(Dataset records)
[Start of Attachment]

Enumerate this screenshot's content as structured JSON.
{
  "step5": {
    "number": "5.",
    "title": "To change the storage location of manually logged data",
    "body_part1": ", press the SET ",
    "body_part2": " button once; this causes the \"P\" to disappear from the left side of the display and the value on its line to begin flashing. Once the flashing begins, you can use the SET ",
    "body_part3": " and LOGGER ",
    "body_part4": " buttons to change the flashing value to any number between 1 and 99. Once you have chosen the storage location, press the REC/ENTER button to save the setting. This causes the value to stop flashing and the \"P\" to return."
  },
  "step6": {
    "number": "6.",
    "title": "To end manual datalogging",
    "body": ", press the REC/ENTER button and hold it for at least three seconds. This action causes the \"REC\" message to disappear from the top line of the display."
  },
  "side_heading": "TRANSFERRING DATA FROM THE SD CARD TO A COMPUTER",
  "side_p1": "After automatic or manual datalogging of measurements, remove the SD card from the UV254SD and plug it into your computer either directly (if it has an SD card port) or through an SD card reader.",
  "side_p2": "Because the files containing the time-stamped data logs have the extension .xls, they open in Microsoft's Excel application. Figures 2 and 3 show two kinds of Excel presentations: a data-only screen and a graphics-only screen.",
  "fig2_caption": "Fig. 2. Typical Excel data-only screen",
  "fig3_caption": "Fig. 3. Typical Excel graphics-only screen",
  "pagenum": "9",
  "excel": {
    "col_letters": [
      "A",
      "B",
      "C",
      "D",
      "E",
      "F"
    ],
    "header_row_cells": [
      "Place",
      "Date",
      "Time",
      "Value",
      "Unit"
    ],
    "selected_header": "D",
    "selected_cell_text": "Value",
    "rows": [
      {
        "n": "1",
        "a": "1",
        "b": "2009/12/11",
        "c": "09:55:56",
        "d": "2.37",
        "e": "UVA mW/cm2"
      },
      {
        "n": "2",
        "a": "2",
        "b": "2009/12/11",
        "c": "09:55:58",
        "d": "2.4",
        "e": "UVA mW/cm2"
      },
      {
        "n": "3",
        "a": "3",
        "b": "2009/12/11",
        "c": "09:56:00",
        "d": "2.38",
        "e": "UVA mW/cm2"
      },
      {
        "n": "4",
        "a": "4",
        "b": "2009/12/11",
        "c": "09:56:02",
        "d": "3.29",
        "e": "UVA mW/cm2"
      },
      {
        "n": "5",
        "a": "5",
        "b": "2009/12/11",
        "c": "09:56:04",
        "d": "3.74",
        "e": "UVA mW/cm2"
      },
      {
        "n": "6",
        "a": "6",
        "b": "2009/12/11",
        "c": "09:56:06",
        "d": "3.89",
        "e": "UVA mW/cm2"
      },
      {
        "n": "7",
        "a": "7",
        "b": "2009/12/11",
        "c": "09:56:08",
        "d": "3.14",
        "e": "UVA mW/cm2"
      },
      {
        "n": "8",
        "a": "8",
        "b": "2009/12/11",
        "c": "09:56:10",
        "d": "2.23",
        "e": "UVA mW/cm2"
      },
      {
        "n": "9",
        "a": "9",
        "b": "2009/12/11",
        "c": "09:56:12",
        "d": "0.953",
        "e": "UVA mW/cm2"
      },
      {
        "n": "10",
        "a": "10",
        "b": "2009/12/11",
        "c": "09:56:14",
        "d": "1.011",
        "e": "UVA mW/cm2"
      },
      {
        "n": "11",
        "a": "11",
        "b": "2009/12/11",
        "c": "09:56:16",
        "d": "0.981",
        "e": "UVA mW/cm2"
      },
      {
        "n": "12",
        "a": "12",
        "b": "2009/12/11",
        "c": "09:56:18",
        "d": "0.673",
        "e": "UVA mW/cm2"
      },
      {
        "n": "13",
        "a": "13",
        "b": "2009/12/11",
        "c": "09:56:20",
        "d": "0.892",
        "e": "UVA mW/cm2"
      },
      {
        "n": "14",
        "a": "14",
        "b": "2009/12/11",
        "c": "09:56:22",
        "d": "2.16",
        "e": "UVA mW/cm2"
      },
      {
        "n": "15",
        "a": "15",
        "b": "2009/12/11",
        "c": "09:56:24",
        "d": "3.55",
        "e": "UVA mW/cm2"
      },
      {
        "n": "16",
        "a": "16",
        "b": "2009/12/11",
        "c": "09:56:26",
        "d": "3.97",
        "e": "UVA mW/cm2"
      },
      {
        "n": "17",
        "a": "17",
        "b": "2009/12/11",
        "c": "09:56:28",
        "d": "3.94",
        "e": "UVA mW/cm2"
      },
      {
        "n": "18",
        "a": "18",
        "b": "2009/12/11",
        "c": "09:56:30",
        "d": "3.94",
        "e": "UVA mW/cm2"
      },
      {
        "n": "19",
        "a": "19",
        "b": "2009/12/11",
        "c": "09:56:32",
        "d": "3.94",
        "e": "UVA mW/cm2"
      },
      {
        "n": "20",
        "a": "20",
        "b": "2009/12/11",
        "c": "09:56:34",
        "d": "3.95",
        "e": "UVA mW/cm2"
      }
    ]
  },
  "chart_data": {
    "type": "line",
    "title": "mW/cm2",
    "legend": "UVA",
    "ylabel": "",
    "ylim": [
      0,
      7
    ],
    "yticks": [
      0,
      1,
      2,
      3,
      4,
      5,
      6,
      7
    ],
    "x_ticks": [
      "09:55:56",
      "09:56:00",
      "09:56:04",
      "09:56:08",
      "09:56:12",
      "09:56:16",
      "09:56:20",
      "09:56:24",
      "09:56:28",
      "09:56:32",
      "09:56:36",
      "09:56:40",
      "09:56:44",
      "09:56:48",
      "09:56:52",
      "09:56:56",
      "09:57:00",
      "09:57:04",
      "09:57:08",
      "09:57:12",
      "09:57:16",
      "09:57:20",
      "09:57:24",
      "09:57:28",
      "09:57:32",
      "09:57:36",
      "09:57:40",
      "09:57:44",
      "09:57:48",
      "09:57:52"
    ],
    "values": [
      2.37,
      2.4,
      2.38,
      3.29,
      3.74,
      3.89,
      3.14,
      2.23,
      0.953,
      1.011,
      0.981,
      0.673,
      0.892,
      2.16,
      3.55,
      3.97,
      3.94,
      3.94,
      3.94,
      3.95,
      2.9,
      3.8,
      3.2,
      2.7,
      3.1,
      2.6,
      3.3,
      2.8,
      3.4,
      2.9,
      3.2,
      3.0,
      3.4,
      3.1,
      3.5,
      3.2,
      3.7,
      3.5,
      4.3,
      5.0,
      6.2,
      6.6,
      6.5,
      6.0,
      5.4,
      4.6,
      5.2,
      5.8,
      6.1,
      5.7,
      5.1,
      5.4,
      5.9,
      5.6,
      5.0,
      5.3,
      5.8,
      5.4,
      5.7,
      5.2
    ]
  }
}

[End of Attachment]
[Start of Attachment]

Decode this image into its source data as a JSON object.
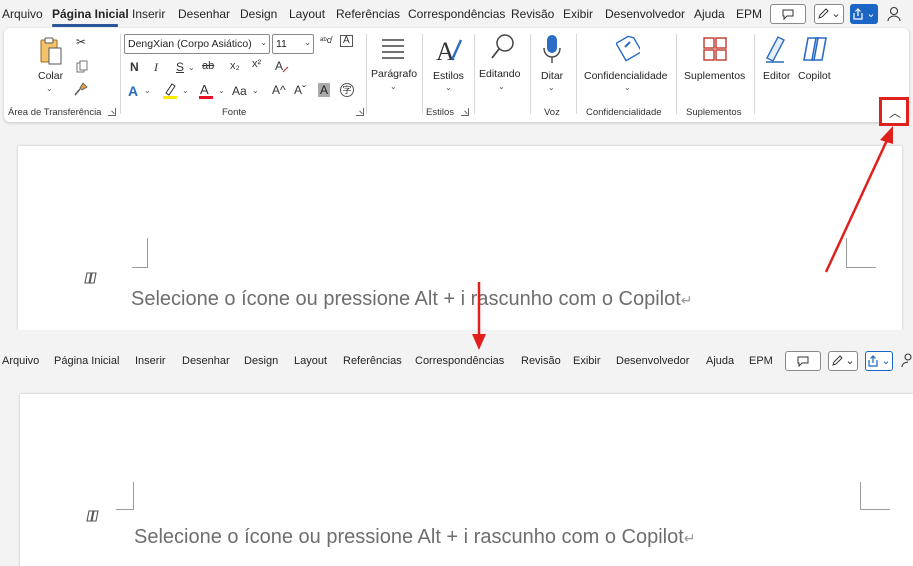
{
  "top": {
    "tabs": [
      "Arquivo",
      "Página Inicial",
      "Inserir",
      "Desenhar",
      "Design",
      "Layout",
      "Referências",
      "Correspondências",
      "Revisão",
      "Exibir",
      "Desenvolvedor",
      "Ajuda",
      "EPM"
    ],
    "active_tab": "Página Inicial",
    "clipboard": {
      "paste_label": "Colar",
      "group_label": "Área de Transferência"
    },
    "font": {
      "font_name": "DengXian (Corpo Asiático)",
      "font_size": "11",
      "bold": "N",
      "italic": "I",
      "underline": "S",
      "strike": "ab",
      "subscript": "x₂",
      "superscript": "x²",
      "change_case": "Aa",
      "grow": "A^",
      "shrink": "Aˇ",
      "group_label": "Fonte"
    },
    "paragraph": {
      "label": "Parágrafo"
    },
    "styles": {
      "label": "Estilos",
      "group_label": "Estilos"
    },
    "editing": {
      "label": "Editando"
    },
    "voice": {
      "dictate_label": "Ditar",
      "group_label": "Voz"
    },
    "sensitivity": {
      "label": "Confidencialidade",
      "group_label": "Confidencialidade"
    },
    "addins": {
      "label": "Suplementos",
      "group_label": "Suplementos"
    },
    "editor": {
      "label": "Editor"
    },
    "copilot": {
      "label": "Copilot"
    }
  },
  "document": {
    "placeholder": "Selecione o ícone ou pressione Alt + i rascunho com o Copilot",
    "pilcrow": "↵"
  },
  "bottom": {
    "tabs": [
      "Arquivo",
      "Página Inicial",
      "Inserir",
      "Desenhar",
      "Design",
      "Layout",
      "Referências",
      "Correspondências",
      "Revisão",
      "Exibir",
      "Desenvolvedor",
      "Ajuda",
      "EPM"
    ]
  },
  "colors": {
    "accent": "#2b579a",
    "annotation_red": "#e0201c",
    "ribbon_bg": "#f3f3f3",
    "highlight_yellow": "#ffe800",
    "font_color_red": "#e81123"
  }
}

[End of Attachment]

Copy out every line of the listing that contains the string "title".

    "title": "To change the storage location of manually logged data",
    "title": "To end manual datalogging",
    "title": "mW/cm2",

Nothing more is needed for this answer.